[Start of Attachment]
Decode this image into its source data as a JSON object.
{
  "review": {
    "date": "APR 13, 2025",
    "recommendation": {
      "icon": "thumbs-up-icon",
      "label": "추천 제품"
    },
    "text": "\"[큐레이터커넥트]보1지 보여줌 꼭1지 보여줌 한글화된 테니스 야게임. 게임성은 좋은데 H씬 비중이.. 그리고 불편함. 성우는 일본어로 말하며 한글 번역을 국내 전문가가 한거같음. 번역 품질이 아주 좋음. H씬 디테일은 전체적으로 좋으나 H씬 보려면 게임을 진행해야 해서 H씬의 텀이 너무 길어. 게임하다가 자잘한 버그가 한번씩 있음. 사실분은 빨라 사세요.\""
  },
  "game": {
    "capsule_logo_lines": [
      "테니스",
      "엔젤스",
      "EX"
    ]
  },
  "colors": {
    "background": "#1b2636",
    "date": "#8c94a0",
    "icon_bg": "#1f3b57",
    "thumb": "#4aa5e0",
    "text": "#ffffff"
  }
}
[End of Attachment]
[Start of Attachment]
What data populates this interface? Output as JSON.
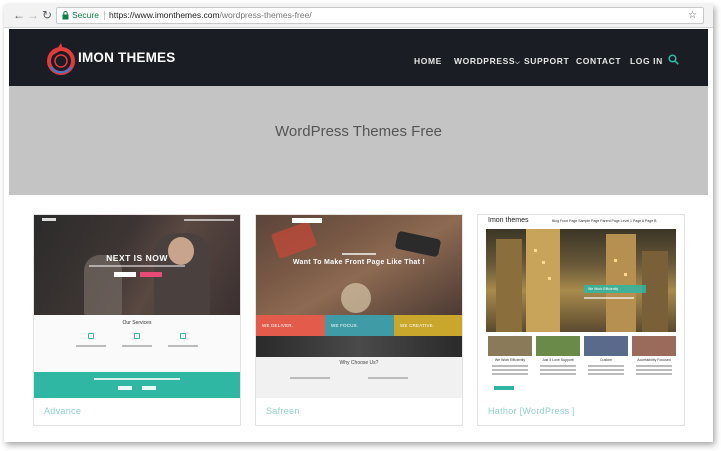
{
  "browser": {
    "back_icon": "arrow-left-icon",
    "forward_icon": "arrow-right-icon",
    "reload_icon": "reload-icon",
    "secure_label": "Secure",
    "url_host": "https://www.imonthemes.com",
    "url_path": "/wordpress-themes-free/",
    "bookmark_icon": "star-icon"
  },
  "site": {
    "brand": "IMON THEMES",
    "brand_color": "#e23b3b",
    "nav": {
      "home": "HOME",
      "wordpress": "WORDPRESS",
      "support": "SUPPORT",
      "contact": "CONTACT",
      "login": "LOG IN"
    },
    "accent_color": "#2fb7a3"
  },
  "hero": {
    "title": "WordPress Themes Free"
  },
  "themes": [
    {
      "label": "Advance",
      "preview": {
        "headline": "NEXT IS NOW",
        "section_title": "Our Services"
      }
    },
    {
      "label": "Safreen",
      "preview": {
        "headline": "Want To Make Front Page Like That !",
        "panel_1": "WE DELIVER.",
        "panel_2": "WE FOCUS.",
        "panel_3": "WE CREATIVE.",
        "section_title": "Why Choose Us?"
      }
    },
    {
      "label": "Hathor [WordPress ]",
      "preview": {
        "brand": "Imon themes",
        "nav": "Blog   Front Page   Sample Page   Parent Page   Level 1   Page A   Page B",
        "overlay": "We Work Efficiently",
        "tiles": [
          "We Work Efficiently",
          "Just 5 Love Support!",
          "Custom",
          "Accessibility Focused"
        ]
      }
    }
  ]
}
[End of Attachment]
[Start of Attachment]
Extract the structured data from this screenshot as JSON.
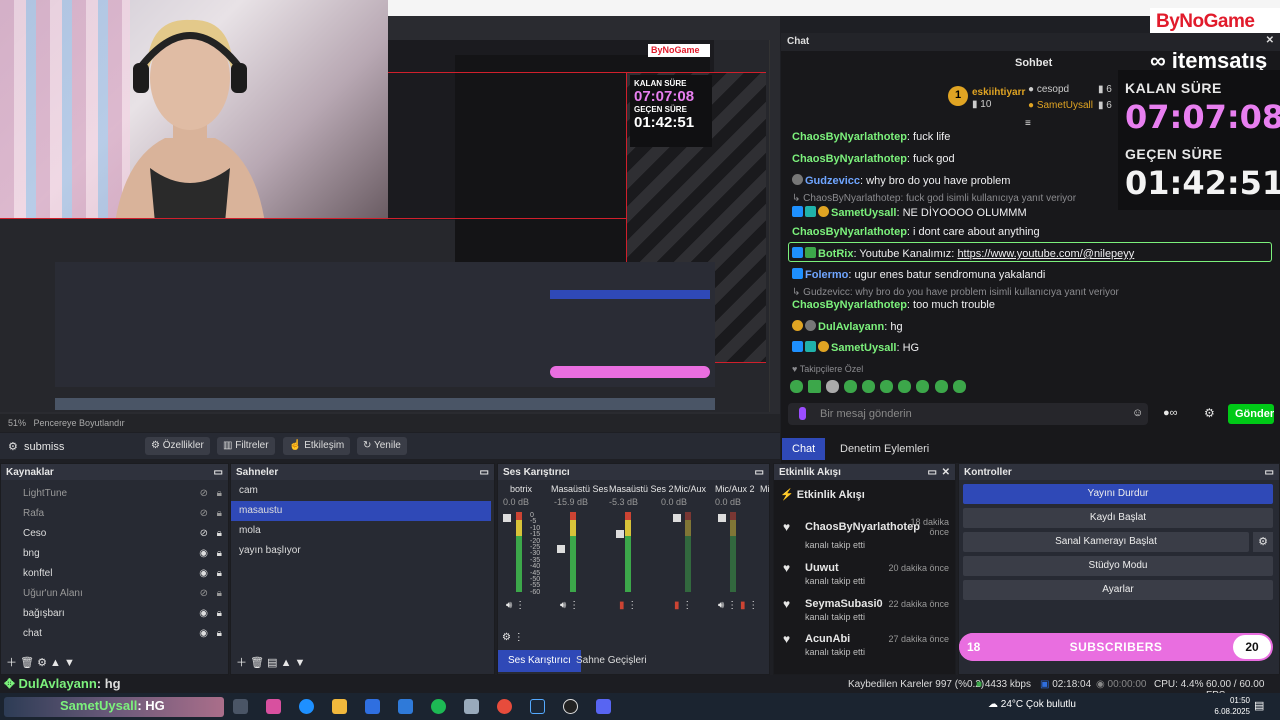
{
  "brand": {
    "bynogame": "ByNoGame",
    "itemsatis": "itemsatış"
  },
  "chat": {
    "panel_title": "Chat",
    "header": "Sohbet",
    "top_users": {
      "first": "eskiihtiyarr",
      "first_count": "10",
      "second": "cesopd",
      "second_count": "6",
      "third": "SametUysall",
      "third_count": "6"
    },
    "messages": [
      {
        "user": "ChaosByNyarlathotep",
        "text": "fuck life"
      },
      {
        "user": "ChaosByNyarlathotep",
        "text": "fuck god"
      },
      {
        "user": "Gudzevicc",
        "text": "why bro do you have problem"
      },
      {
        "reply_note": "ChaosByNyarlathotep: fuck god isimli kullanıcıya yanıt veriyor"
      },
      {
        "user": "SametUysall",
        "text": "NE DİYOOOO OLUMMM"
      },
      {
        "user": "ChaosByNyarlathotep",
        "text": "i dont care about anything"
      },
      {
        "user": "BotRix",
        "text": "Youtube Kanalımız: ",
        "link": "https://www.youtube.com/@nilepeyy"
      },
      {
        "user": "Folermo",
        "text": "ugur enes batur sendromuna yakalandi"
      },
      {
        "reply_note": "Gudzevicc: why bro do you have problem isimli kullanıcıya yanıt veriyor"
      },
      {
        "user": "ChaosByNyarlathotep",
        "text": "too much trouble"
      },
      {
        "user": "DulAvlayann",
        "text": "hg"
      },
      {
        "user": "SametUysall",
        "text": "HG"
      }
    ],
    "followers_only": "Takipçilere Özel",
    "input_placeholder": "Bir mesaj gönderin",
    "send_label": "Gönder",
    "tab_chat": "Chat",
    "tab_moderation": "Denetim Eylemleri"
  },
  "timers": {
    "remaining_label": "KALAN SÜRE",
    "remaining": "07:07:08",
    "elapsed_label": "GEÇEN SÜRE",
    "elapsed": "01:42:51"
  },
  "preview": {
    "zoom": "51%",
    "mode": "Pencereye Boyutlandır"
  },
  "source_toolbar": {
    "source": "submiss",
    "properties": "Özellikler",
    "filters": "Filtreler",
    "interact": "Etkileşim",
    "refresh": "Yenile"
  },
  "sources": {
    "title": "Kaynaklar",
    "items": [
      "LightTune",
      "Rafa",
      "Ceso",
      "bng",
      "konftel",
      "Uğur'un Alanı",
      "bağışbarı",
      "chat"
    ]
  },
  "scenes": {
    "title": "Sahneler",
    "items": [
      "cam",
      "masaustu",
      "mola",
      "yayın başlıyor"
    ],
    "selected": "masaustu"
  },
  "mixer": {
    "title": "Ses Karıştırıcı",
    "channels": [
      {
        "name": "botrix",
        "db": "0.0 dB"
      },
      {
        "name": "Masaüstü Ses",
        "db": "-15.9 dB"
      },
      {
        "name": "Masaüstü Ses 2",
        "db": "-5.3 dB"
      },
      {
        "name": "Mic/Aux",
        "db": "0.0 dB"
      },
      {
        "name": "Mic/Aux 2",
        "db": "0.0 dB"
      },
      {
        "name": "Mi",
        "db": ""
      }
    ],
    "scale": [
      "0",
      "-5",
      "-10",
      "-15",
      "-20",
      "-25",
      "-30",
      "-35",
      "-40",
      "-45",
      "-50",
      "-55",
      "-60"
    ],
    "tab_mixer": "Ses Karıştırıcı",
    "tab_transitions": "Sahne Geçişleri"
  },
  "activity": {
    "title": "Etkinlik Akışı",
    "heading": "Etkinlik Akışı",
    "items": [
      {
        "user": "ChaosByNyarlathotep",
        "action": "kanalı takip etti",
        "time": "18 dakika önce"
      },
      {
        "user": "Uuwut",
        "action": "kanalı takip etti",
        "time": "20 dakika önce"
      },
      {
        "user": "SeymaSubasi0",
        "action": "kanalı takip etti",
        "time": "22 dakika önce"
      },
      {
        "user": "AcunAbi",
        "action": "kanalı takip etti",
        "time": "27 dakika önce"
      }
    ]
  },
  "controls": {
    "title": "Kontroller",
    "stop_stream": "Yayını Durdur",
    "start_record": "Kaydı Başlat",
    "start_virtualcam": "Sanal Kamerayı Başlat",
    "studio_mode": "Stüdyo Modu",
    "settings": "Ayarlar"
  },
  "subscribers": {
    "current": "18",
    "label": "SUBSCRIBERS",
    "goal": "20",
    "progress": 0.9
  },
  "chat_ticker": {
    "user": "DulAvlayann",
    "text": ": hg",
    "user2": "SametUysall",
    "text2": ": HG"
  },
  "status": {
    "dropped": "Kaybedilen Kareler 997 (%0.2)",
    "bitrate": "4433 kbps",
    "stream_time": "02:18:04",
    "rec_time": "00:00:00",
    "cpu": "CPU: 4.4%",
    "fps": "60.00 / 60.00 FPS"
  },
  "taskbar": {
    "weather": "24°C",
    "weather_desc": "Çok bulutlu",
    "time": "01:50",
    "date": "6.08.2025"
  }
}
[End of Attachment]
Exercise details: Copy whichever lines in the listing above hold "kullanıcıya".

Answer for this exercise:
        "reply_note": "ChaosByNyarlathotep: fuck god isimli kullanıcıya yanıt veriyor"
        "reply_note": "Gudzevicc: why bro do you have problem isimli kullanıcıya yanıt veriyor"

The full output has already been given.